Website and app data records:
++++++++++++++++++++
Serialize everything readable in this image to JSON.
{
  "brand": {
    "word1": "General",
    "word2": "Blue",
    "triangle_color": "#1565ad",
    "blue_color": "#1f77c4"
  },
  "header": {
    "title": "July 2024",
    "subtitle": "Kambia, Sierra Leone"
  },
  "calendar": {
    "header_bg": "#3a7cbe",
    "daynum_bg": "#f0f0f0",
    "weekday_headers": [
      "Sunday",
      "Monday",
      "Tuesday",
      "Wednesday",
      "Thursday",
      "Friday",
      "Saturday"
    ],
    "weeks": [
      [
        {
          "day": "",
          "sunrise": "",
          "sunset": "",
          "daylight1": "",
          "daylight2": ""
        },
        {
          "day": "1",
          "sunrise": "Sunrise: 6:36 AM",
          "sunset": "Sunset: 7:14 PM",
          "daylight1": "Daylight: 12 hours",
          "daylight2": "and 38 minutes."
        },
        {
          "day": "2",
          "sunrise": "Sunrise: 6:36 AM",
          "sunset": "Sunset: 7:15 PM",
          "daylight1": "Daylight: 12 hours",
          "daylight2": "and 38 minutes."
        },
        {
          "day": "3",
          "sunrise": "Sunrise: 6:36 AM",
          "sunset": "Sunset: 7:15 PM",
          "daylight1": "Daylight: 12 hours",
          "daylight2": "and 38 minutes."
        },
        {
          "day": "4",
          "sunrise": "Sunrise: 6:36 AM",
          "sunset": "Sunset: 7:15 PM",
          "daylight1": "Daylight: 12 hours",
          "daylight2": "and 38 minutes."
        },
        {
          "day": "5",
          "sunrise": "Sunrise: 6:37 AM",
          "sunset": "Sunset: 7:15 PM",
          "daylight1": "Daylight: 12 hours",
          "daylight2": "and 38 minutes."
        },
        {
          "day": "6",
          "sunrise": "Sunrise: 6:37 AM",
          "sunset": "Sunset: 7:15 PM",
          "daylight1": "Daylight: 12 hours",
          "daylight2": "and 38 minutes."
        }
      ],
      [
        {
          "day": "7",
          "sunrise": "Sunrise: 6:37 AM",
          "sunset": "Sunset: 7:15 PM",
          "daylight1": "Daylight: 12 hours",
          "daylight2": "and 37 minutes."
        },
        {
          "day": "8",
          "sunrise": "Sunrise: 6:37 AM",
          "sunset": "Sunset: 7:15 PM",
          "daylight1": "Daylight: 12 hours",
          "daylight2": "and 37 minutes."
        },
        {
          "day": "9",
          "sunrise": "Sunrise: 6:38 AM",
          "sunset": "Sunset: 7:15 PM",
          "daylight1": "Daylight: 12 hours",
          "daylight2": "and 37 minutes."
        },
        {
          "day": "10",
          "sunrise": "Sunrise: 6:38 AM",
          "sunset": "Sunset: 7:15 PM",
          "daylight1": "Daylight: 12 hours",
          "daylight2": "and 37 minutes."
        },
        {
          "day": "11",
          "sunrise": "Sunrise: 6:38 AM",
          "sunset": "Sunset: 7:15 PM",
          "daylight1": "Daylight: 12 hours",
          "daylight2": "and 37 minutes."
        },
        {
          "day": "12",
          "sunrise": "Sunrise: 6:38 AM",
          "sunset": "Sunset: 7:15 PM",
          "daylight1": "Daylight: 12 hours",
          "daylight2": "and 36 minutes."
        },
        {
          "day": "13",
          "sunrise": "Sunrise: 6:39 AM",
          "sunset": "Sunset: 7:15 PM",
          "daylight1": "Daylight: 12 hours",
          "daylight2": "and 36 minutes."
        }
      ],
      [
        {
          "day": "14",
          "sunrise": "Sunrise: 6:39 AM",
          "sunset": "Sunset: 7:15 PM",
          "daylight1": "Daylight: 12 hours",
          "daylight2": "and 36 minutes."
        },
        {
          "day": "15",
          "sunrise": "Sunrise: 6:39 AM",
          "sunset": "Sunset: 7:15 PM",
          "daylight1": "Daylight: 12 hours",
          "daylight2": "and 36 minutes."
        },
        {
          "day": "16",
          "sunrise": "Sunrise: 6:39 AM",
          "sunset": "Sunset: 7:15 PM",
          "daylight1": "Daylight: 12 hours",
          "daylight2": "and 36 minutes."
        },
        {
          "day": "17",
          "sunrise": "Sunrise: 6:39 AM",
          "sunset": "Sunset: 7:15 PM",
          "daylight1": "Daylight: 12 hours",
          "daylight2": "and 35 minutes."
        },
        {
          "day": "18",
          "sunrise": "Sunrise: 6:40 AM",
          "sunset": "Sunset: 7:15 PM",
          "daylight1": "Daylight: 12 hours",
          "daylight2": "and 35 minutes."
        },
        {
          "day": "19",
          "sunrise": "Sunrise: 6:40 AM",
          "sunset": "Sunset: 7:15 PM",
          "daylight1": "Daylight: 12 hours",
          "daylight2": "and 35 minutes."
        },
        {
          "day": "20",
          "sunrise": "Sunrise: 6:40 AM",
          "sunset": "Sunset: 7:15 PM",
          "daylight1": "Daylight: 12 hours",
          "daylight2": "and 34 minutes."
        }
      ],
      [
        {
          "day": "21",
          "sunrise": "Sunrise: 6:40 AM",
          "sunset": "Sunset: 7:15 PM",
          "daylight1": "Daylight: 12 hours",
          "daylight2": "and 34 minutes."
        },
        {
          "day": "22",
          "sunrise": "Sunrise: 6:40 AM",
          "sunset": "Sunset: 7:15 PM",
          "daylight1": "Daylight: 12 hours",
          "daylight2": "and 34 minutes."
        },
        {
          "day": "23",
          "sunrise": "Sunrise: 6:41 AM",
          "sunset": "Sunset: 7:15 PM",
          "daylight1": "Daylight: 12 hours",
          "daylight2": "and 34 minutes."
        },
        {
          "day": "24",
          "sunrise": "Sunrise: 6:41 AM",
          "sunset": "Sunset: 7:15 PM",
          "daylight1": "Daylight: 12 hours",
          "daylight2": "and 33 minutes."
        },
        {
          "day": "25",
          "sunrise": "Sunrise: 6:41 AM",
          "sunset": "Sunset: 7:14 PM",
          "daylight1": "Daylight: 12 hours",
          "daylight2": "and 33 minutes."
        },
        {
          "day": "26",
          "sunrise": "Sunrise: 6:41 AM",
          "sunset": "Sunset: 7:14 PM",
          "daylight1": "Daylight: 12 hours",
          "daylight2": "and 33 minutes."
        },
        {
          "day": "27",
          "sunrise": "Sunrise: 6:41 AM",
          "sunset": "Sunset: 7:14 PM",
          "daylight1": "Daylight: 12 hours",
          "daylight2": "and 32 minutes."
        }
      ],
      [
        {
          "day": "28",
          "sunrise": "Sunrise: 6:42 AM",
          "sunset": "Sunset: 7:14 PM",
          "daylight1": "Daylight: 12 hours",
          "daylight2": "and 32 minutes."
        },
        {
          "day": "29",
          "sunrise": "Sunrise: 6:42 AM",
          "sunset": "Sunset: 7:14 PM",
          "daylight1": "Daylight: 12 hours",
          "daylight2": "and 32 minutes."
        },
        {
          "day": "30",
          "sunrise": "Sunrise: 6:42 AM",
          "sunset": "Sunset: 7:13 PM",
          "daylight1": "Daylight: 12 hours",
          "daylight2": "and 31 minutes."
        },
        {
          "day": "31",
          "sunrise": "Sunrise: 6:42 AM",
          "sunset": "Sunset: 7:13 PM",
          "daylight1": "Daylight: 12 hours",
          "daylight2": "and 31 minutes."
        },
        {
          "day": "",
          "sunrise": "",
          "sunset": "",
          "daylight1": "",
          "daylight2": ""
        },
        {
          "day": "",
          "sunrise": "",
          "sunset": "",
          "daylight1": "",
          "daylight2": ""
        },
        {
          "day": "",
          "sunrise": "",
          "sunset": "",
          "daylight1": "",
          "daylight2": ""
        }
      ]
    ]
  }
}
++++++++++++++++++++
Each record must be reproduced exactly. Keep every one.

* [Result]:
Serialize everything readable in this image to JSON.
{
  "brand": {
    "word1": "General",
    "word2": "Blue",
    "triangle_color": "#1565ad",
    "blue_color": "#1f77c4"
  },
  "header": {
    "title": "July 2024",
    "subtitle": "Kambia, Sierra Leone"
  },
  "calendar": {
    "header_bg": "#3a7cbe",
    "daynum_bg": "#f0f0f0",
    "weekday_headers": [
      "Sunday",
      "Monday",
      "Tuesday",
      "Wednesday",
      "Thursday",
      "Friday",
      "Saturday"
    ],
    "weeks": [
      [
        {
          "day": "",
          "sunrise": "",
          "sunset": "",
          "daylight1": "",
          "daylight2": ""
        },
        {
          "day": "1",
          "sunrise": "Sunrise: 6:36 AM",
          "sunset": "Sunset: 7:14 PM",
          "daylight1": "Daylight: 12 hours",
          "daylight2": "and 38 minutes."
        },
        {
          "day": "2",
          "sunrise": "Sunrise: 6:36 AM",
          "sunset": "Sunset: 7:15 PM",
          "daylight1": "Daylight: 12 hours",
          "daylight2": "and 38 minutes."
        },
        {
          "day": "3",
          "sunrise": "Sunrise: 6:36 AM",
          "sunset": "Sunset: 7:15 PM",
          "daylight1": "Daylight: 12 hours",
          "daylight2": "and 38 minutes."
        },
        {
          "day": "4",
          "sunrise": "Sunrise: 6:36 AM",
          "sunset": "Sunset: 7:15 PM",
          "daylight1": "Daylight: 12 hours",
          "daylight2": "and 38 minutes."
        },
        {
          "day": "5",
          "sunrise": "Sunrise: 6:37 AM",
          "sunset": "Sunset: 7:15 PM",
          "daylight1": "Daylight: 12 hours",
          "daylight2": "and 38 minutes."
        },
        {
          "day": "6",
          "sunrise": "Sunrise: 6:37 AM",
          "sunset": "Sunset: 7:15 PM",
          "daylight1": "Daylight: 12 hours",
          "daylight2": "and 38 minutes."
        }
      ],
      [
        {
          "day": "7",
          "sunrise": "Sunrise: 6:37 AM",
          "sunset": "Sunset: 7:15 PM",
          "daylight1": "Daylight: 12 hours",
          "daylight2": "and 37 minutes."
        },
        {
          "day": "8",
          "sunrise": "Sunrise: 6:37 AM",
          "sunset": "Sunset: 7:15 PM",
          "daylight1": "Daylight: 12 hours",
          "daylight2": "and 37 minutes."
        },
        {
          "day": "9",
          "sunrise": "Sunrise: 6:38 AM",
          "sunset": "Sunset: 7:15 PM",
          "daylight1": "Daylight: 12 hours",
          "daylight2": "and 37 minutes."
        },
        {
          "day": "10",
          "sunrise": "Sunrise: 6:38 AM",
          "sunset": "Sunset: 7:15 PM",
          "daylight1": "Daylight: 12 hours",
          "daylight2": "and 37 minutes."
        },
        {
          "day": "11",
          "sunrise": "Sunrise: 6:38 AM",
          "sunset": "Sunset: 7:15 PM",
          "daylight1": "Daylight: 12 hours",
          "daylight2": "and 37 minutes."
        },
        {
          "day": "12",
          "sunrise": "Sunrise: 6:38 AM",
          "sunset": "Sunset: 7:15 PM",
          "daylight1": "Daylight: 12 hours",
          "daylight2": "and 36 minutes."
        },
        {
          "day": "13",
          "sunrise": "Sunrise: 6:39 AM",
          "sunset": "Sunset: 7:15 PM",
          "daylight1": "Daylight: 12 hours",
          "daylight2": "and 36 minutes."
        }
      ],
      [
        {
          "day": "14",
          "sunrise": "Sunrise: 6:39 AM",
          "sunset": "Sunset: 7:15 PM",
          "daylight1": "Daylight: 12 hours",
          "daylight2": "and 36 minutes."
        },
        {
          "day": "15",
          "sunrise": "Sunrise: 6:39 AM",
          "sunset": "Sunset: 7:15 PM",
          "daylight1": "Daylight: 12 hours",
          "daylight2": "and 36 minutes."
        },
        {
          "day": "16",
          "sunrise": "Sunrise: 6:39 AM",
          "sunset": "Sunset: 7:15 PM",
          "daylight1": "Daylight: 12 hours",
          "daylight2": "and 36 minutes."
        },
        {
          "day": "17",
          "sunrise": "Sunrise: 6:39 AM",
          "sunset": "Sunset: 7:15 PM",
          "daylight1": "Daylight: 12 hours",
          "daylight2": "and 35 minutes."
        },
        {
          "day": "18",
          "sunrise": "Sunrise: 6:40 AM",
          "sunset": "Sunset: 7:15 PM",
          "daylight1": "Daylight: 12 hours",
          "daylight2": "and 35 minutes."
        },
        {
          "day": "19",
          "sunrise": "Sunrise: 6:40 AM",
          "sunset": "Sunset: 7:15 PM",
          "daylight1": "Daylight: 12 hours",
          "daylight2": "and 35 minutes."
        },
        {
          "day": "20",
          "sunrise": "Sunrise: 6:40 AM",
          "sunset": "Sunset: 7:15 PM",
          "daylight1": "Daylight: 12 hours",
          "daylight2": "and 34 minutes."
        }
      ],
      [
        {
          "day": "21",
          "sunrise": "Sunrise: 6:40 AM",
          "sunset": "Sunset: 7:15 PM",
          "daylight1": "Daylight: 12 hours",
          "daylight2": "and 34 minutes."
        },
        {
          "day": "22",
          "sunrise": "Sunrise: 6:40 AM",
          "sunset": "Sunset: 7:15 PM",
          "daylight1": "Daylight: 12 hours",
          "daylight2": "and 34 minutes."
        },
        {
          "day": "23",
          "sunrise": "Sunrise: 6:41 AM",
          "sunset": "Sunset: 7:15 PM",
          "daylight1": "Daylight: 12 hours",
          "daylight2": "and 34 minutes."
        },
        {
          "day": "24",
          "sunrise": "Sunrise: 6:41 AM",
          "sunset": "Sunset: 7:15 PM",
          "daylight1": "Daylight: 12 hours",
          "daylight2": "and 33 minutes."
        },
        {
          "day": "25",
          "sunrise": "Sunrise: 6:41 AM",
          "sunset": "Sunset: 7:14 PM",
          "daylight1": "Daylight: 12 hours",
          "daylight2": "and 33 minutes."
        },
        {
          "day": "26",
          "sunrise": "Sunrise: 6:41 AM",
          "sunset": "Sunset: 7:14 PM",
          "daylight1": "Daylight: 12 hours",
          "daylight2": "and 33 minutes."
        },
        {
          "day": "27",
          "sunrise": "Sunrise: 6:41 AM",
          "sunset": "Sunset: 7:14 PM",
          "daylight1": "Daylight: 12 hours",
          "daylight2": "and 32 minutes."
        }
      ],
      [
        {
          "day": "28",
          "sunrise": "Sunrise: 6:42 AM",
          "sunset": "Sunset: 7:14 PM",
          "daylight1": "Daylight: 12 hours",
          "daylight2": "and 32 minutes."
        },
        {
          "day": "29",
          "sunrise": "Sunrise: 6:42 AM",
          "sunset": "Sunset: 7:14 PM",
          "daylight1": "Daylight: 12 hours",
          "daylight2": "and 32 minutes."
        },
        {
          "day": "30",
          "sunrise": "Sunrise: 6:42 AM",
          "sunset": "Sunset: 7:13 PM",
          "daylight1": "Daylight: 12 hours",
          "daylight2": "and 31 minutes."
        },
        {
          "day": "31",
          "sunrise": "Sunrise: 6:42 AM",
          "sunset": "Sunset: 7:13 PM",
          "daylight1": "Daylight: 12 hours",
          "daylight2": "and 31 minutes."
        },
        {
          "day": "",
          "sunrise": "",
          "sunset": "",
          "daylight1": "",
          "daylight2": ""
        },
        {
          "day": "",
          "sunrise": "",
          "sunset": "",
          "daylight1": "",
          "daylight2": ""
        },
        {
          "day": "",
          "sunrise": "",
          "sunset": "",
          "daylight1": "",
          "daylight2": ""
        }
      ]
    ]
  }
}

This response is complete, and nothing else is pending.